This might sound weird...but don't get it twisted.  I'm actually GLAD that I relapsed. Yeah...I said it.  No, I'm not glad that I got to experience more hangovers and impulsive using.  I am glad that I got to see how quickly I started to hate my life again once I started using.  I also wouldn't have the recovery I have now if it wasn't for that relapse. I was able to be broken down and built back up even stronger than before. I would not know the things I do now about myself and recovery if it wasnt for the struggles.  God can really make some good things happen out of the shittiest situations if you just let Him.  He can make the ruins of this world be something beautiful. Today, life is good. That doesn't mean it's always easy and amazing. But it is good. And, today, I embrace my struggles, because it is only in struggling that I get to persevere, and it is only in persevering that I get to live, and it is only in living that I get to love.  So...with that said...this has been the best four months of my entire 26 years on this planet. I will do the next right thing. One day at a time.  

Saturday, October 23, 2010

No longer a Blogger Virgin.
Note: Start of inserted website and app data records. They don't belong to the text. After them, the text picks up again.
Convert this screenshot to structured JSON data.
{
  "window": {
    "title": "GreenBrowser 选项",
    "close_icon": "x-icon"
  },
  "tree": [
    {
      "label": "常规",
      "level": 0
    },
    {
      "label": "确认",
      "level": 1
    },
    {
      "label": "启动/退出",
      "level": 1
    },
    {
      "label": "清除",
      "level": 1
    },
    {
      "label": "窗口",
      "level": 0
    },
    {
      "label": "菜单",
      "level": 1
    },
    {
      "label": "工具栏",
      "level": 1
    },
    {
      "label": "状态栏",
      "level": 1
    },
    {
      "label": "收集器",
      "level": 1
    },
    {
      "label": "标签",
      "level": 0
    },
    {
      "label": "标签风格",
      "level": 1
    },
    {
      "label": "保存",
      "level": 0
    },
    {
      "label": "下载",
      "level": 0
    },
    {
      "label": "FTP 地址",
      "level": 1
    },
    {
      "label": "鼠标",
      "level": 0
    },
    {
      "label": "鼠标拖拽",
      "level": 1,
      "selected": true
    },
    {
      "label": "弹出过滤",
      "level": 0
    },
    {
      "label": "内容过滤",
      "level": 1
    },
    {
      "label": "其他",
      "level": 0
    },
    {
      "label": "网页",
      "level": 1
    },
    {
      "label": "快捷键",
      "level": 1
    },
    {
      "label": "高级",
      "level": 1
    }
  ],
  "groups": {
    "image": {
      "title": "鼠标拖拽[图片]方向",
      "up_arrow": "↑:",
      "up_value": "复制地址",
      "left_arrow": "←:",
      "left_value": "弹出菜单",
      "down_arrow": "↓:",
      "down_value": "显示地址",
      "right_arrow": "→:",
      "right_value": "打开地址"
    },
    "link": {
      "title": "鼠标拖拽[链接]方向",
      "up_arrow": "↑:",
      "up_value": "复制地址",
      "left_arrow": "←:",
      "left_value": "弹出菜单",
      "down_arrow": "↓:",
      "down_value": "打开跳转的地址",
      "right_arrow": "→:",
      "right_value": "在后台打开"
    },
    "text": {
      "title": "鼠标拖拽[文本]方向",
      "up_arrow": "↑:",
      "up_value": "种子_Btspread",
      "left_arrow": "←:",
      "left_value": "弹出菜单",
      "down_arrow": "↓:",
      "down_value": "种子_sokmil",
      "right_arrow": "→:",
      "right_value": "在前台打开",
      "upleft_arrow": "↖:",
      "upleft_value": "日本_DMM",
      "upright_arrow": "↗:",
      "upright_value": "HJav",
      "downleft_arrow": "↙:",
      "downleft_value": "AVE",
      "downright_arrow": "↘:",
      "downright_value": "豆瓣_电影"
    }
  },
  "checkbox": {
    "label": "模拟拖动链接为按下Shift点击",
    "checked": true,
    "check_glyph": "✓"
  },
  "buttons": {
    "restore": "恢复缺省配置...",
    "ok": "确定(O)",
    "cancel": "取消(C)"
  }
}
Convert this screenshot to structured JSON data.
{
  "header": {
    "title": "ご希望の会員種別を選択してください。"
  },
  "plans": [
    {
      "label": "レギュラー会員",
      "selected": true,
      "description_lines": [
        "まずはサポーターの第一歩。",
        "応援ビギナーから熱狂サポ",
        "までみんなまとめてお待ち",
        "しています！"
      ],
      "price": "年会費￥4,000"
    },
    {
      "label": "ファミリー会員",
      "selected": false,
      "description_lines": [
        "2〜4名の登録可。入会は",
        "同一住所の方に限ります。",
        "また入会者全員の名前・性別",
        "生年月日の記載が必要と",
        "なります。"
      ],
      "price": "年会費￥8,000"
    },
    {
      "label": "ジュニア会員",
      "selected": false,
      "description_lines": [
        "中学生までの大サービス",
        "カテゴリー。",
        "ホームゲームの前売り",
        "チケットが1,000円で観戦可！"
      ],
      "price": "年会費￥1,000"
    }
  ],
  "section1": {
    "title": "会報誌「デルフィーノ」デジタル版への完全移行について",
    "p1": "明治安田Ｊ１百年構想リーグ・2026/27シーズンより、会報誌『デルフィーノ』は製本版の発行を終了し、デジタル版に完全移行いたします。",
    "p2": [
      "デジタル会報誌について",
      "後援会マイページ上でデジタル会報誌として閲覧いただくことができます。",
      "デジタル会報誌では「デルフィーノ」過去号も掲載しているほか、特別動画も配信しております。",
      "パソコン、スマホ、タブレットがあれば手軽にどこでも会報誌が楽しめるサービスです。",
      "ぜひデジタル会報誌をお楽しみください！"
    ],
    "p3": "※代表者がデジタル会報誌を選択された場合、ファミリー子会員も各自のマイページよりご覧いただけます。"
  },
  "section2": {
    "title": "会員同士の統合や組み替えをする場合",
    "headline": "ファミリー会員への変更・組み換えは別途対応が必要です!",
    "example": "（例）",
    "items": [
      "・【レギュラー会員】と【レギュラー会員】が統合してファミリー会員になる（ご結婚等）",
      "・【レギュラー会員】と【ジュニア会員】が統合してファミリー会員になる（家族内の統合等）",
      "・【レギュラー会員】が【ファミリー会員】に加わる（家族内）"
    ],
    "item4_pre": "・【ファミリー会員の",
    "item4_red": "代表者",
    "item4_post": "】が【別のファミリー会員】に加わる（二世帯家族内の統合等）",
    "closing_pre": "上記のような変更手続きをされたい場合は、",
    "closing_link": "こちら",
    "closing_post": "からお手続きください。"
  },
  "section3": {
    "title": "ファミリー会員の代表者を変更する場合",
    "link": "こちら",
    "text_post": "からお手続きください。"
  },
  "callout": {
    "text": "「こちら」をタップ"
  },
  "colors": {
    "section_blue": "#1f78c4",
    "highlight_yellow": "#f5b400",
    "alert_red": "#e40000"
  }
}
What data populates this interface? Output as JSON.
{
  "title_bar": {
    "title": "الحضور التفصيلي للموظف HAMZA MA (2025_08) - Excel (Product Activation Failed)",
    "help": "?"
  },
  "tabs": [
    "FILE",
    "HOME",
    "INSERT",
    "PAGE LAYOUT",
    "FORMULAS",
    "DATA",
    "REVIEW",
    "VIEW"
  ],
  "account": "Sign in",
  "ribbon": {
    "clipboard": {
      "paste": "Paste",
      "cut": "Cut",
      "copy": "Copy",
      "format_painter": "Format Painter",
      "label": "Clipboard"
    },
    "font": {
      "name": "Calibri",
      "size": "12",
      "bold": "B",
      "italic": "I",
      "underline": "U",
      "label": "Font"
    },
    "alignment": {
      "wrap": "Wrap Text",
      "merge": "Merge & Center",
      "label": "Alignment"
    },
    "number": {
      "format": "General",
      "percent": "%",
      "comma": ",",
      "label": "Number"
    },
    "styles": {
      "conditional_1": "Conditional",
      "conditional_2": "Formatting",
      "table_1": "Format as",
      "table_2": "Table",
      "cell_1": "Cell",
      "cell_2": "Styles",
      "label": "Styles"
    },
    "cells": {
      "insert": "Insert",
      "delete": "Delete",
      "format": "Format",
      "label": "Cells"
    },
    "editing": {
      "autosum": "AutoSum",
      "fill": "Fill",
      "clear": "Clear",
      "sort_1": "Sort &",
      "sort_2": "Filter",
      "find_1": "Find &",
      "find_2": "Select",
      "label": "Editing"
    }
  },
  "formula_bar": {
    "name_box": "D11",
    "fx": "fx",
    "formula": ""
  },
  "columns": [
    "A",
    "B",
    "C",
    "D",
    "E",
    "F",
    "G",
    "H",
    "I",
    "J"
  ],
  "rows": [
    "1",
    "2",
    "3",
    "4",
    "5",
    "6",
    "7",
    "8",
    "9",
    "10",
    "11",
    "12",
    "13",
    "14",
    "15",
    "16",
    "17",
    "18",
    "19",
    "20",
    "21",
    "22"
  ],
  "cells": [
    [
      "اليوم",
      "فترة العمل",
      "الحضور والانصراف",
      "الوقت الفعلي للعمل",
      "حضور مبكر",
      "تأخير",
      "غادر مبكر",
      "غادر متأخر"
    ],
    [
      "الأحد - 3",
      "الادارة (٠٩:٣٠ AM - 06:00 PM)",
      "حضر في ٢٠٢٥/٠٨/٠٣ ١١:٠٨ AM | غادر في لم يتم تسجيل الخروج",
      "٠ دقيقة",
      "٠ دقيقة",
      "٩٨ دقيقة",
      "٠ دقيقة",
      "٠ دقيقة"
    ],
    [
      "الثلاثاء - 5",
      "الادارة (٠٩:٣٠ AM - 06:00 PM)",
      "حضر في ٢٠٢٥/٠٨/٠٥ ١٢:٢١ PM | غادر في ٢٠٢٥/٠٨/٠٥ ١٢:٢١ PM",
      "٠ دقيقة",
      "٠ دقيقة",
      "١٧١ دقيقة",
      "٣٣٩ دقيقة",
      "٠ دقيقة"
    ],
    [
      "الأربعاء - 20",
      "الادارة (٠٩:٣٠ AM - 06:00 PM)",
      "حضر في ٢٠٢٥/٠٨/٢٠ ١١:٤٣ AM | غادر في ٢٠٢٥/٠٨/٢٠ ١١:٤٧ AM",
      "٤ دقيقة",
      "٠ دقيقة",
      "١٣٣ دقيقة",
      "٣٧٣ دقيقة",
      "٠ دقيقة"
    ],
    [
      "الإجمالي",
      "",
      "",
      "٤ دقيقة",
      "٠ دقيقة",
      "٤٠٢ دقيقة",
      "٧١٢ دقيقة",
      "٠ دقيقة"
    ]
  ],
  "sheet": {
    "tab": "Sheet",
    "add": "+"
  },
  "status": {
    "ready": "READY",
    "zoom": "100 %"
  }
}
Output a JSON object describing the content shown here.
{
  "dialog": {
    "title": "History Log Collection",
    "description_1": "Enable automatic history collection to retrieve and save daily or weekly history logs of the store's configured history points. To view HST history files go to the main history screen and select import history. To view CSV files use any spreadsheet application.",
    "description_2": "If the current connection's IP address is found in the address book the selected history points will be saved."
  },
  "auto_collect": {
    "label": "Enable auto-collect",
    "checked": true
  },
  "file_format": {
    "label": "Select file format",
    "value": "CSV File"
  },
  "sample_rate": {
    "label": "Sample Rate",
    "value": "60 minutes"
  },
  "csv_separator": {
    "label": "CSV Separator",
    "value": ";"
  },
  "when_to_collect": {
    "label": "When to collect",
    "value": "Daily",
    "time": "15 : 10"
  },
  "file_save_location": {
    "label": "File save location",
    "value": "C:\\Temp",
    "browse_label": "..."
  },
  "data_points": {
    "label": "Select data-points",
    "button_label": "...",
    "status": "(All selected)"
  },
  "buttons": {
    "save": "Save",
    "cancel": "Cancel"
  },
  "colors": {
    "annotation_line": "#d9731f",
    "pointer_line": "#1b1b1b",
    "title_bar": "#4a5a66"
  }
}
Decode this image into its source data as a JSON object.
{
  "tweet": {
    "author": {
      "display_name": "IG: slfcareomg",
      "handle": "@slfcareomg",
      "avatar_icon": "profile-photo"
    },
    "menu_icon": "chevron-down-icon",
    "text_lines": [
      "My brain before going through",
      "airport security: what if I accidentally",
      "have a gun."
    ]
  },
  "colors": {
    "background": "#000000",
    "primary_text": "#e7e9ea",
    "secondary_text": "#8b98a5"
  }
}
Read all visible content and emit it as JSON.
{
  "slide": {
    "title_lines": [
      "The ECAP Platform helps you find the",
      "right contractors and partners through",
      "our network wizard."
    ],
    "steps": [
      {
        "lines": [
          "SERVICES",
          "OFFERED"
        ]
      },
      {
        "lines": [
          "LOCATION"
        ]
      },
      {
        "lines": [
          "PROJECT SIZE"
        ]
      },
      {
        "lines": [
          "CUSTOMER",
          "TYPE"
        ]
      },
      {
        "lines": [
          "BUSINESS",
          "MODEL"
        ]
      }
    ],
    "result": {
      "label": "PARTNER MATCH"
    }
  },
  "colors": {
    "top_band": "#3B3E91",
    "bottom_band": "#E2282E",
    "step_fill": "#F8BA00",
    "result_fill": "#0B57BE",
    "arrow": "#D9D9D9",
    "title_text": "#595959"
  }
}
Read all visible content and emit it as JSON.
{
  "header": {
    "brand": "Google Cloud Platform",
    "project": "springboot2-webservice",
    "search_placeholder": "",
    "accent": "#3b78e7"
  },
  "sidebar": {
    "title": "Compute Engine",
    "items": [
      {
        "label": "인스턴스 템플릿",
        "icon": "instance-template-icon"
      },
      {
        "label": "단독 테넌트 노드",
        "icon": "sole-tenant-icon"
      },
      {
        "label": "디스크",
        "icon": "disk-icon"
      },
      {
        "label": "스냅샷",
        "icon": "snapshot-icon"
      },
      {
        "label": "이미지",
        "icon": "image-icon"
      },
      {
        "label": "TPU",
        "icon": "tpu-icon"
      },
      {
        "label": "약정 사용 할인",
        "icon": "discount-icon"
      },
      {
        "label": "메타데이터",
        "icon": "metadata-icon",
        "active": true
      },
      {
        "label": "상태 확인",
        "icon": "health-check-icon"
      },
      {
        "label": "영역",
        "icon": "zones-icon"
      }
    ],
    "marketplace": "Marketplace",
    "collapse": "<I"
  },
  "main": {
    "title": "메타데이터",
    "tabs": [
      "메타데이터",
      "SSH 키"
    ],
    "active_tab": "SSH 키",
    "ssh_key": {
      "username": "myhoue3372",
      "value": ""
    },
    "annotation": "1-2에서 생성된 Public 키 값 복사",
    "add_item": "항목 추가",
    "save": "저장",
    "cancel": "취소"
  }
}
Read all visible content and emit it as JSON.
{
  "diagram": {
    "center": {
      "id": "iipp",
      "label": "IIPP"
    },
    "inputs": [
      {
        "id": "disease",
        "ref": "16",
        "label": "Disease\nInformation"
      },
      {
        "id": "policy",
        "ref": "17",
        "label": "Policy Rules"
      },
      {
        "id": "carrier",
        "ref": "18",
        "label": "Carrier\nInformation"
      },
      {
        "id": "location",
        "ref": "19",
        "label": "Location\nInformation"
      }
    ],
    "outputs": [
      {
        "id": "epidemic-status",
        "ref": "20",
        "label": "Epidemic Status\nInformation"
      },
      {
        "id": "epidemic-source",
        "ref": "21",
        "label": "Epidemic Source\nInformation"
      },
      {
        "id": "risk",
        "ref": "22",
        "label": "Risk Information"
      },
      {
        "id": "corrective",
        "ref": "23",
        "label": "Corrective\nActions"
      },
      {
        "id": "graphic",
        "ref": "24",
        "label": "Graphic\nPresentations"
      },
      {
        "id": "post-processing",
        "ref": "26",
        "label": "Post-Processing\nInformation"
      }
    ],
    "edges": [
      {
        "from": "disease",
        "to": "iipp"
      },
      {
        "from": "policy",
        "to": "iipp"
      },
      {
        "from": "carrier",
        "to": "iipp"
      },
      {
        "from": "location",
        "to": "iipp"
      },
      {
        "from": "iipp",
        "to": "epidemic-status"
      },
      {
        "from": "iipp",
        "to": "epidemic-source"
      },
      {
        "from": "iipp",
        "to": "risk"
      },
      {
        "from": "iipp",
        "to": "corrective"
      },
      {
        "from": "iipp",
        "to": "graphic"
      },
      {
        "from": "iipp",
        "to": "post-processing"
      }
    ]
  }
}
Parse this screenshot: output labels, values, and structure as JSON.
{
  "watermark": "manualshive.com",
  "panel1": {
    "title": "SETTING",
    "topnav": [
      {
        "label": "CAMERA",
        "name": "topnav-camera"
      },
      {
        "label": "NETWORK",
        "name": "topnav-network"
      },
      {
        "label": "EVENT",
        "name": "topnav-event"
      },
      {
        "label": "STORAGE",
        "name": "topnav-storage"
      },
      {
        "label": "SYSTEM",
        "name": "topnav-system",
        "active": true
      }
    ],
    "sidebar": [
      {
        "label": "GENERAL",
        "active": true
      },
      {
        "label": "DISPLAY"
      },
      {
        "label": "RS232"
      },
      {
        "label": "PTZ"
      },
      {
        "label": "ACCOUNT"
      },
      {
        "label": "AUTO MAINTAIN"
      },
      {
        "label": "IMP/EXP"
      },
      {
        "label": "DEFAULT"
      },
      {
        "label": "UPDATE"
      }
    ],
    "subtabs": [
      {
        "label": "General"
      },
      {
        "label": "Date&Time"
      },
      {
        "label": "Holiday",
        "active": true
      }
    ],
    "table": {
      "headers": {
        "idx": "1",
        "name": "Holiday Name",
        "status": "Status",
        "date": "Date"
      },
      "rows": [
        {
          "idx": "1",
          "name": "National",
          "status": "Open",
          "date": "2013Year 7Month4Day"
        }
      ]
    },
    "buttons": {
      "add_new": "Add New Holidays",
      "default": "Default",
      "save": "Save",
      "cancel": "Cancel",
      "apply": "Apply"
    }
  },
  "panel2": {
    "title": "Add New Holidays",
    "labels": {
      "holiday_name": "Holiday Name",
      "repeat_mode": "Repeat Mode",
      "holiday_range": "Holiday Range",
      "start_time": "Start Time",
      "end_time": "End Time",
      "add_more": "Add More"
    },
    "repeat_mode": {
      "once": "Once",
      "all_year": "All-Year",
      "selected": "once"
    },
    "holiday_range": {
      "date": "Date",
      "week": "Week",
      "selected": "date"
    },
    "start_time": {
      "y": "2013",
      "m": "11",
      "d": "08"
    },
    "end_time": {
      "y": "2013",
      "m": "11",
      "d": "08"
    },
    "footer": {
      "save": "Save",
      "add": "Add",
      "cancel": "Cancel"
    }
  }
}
Well, out of all the things I've tried in my life, blogging has never been one until now. I plan on keeping this blog as raw and honest as I possibly can (except when to do so would injure others). My main goal in life now is to stay on this path of recovery one day at a time. I can tell you now that I definitely will not be posting updates on a daily basis...but that's not why I wanted to start this whole thing anyway. I want to share my experiences, strengths, and hopes...because that's how I got here in the first place. I didn't know a life like this could ever be possible for me. Hopefully some of you can get something out of this as well...at least perhaps some entertainment. Welcome to the life of a clean and (sometimes) serene convict in her 20's. AND GOING STRONG!